I’ve spoken to many designer and director colleagues in the last year about these questions and this gap, and one obstacle consistently emerges in these conversations: we can’t have a collective conversation about director-designer collaboration because every collaboration is so different. We have this perception of collaborations as unique; there are so many distinct personalities and variables involved in every production that it is overwhelming to think about finding commonalities between them. One sound designer told me that his message to design students is, “The definition of collaboration for you is going to change every day.” Many designers see our worth as a collaborator in being adaptable to any type of process, so there is a reluctance to tie ourselves to any particular way of working.
We have developed all these methods and schools for acting and directing methods, but designers seem to have been too busy “just doing it” to step back and look at how we work in the same way.
Certainly, there isn’t one single way that everyone collaborates. But there also aren’t infinite ways to collaborate in theatrical design. This perception that each collaboration is unique and therefore impossible to generalize about or categorize is getting in our way. It’s blocking our field from seeing commonalities between collaborative processes, and it’s preventing us from having clear conversations with our colleagues about how we would like our collective process to work. We have developed all these methods and schools for acting and directing methods, but designers seem to have been too busy “just doing it” to step back and look at how we work in the same way.
My goal is to create a unique resource—a taxonomy of collaborative methods in theatrical design. Taxonomy in biology is a way of classifying the many diverse and unique life forms that science has discovered so far. It’s a project of finding similarities and differences in living things that allow them to be named, grouped, and organized. My proposal is to do this with ways of navigating the director-designer collaboration: analyze all the unique methods we have of working together and find the connections and the distinctions between them to get to a shared vocabulary.

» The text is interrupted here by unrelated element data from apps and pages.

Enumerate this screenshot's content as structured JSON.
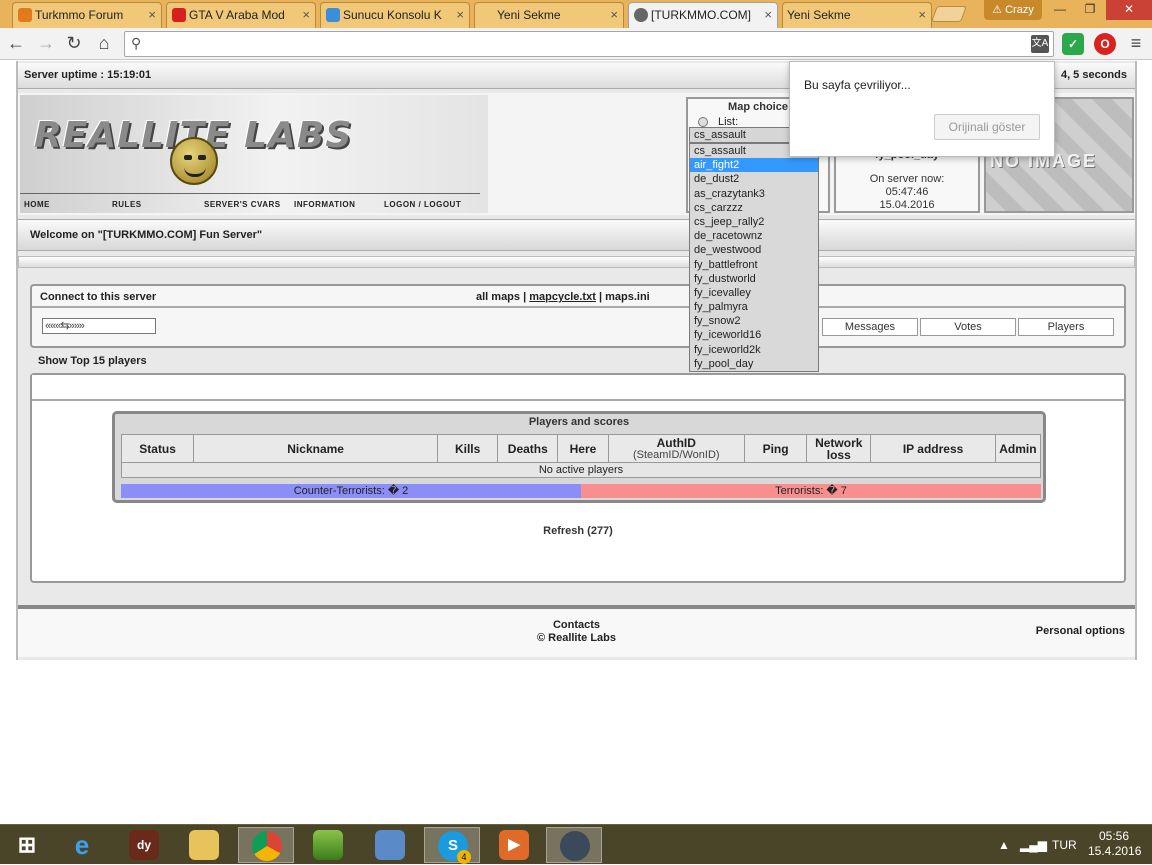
{
  "browser": {
    "tabs": [
      {
        "title": "Turkmmo Forum",
        "favicon_color": "#e07a1a"
      },
      {
        "title": "GTA V Araba Mod",
        "favicon_color": "#d81f1f"
      },
      {
        "title": "Sunucu Konsolu K",
        "favicon_color": "#3a8edb"
      },
      {
        "title": "Yeni Sekme",
        "favicon_color": ""
      },
      {
        "title": "[TURKMMO.COM]",
        "favicon_color": "#666666"
      },
      {
        "title": "Yeni Sekme",
        "favicon_color": ""
      }
    ],
    "active_tab_index": 4,
    "profile_name": "Crazy",
    "address_value": "",
    "translate_popup": {
      "message": "Bu sayfa çevriliyor...",
      "button": "Orijinali göster"
    }
  },
  "site": {
    "uptime": "Server uptime : 15:19:01",
    "uptime_right": "4, 5 seconds",
    "logo": "REALLITE LABS",
    "menu": [
      "HOME",
      "RULES",
      "SERVER'S CVARS",
      "INFORMATION",
      "LOGON / LOGOUT"
    ],
    "map_choice": {
      "title": "Map choice",
      "list_label": "List:",
      "selected": "cs_assault",
      "options": [
        "cs_assault",
        "air_fight2",
        "de_dust2",
        "as_crazytank3",
        "cs_carzzz",
        "cs_jeep_rally2",
        "de_racetownz",
        "de_westwood",
        "fy_battlefront",
        "fy_dustworld",
        "fy_icevalley",
        "fy_palmyra",
        "fy_snow2",
        "fy_iceworld16",
        "fy_iceworld2k",
        "fy_pool_day"
      ],
      "highlighted_index": 1
    },
    "current_map": {
      "name": "fy_pool_day",
      "now_label": "On server now:",
      "time": "05:47:46",
      "date": "15.04.2016"
    },
    "no_image_text": "NO IMAGE",
    "welcome": "Welcome on \"[TURKMMO.COM] Fun Server\"",
    "connect": {
      "title": "Connect to this server",
      "all_maps": "all maps",
      "sep1": "|",
      "mapcycle": "mapcycle.txt",
      "sep2": "|",
      "mapsini": "maps.ini",
      "nav_arrows": "«««⇆»»»",
      "tabs": [
        "Messages",
        "Votes",
        "Players"
      ]
    },
    "top15": "Show Top 15 players",
    "scores": {
      "title": "Players and scores",
      "columns": [
        "Status",
        "Nickname",
        "Kills",
        "Deaths",
        "Here",
        "AuthID",
        "Ping",
        "Network loss",
        "IP address",
        "Admin"
      ],
      "authid_sub": "(SteamID/WonID)",
      "empty": "No active players",
      "ct_label": "Counter-Terrorists: � 2",
      "t_label": "Terrorists: � 7",
      "ct_color": "#8a8ef6",
      "t_color": "#f78f8f"
    },
    "refresh": "Refresh (277)",
    "footer": {
      "contacts": "Contacts",
      "copyright": "© Reallite Labs",
      "personal": "Personal options"
    }
  },
  "taskbar": {
    "lang": "TUR",
    "time": "05:56",
    "date": "15.4.2016",
    "notification_count": "4"
  }
}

What would having such a shared vocabulary allow us to do? It would make it easier to talk to potential collaborators about how we hope to work together; it could allow us to talk with our existing collaborative teams about ways we see our relationships shifting during a production process and reset if needed; it could provide a framework for theatres as well as artists to set ground rules for a process at the beginning of a project. One set designer pointed out to me that the establishment of group ground rules has become a standard of digital workshops and Zoom meetings over these last two years; emerging practices like this could inform our design collaborations, but only if we can get past the idea that there are too many discrete elements to describe our processes in general terms.
Certainly creating such a taxonomy will take a lot of conversations with a wide range of artists. But it provides an opportunity to create language to describe collaborative methods across disciplines. Design collaboration can become less unpredictable for directors, and designers can have more agency in their own professional practices. Clearer collaboration methodology can give established artists a way to expand their discussion of their own work, inform students and emerging artists about how to develop their own artistic voices, and provide a resource for new voices entering existing collaborative teams. A collective conversation about all the different ways we collaborate, a conversation that encompasses directors and designers of all types, can empower all of us as artists.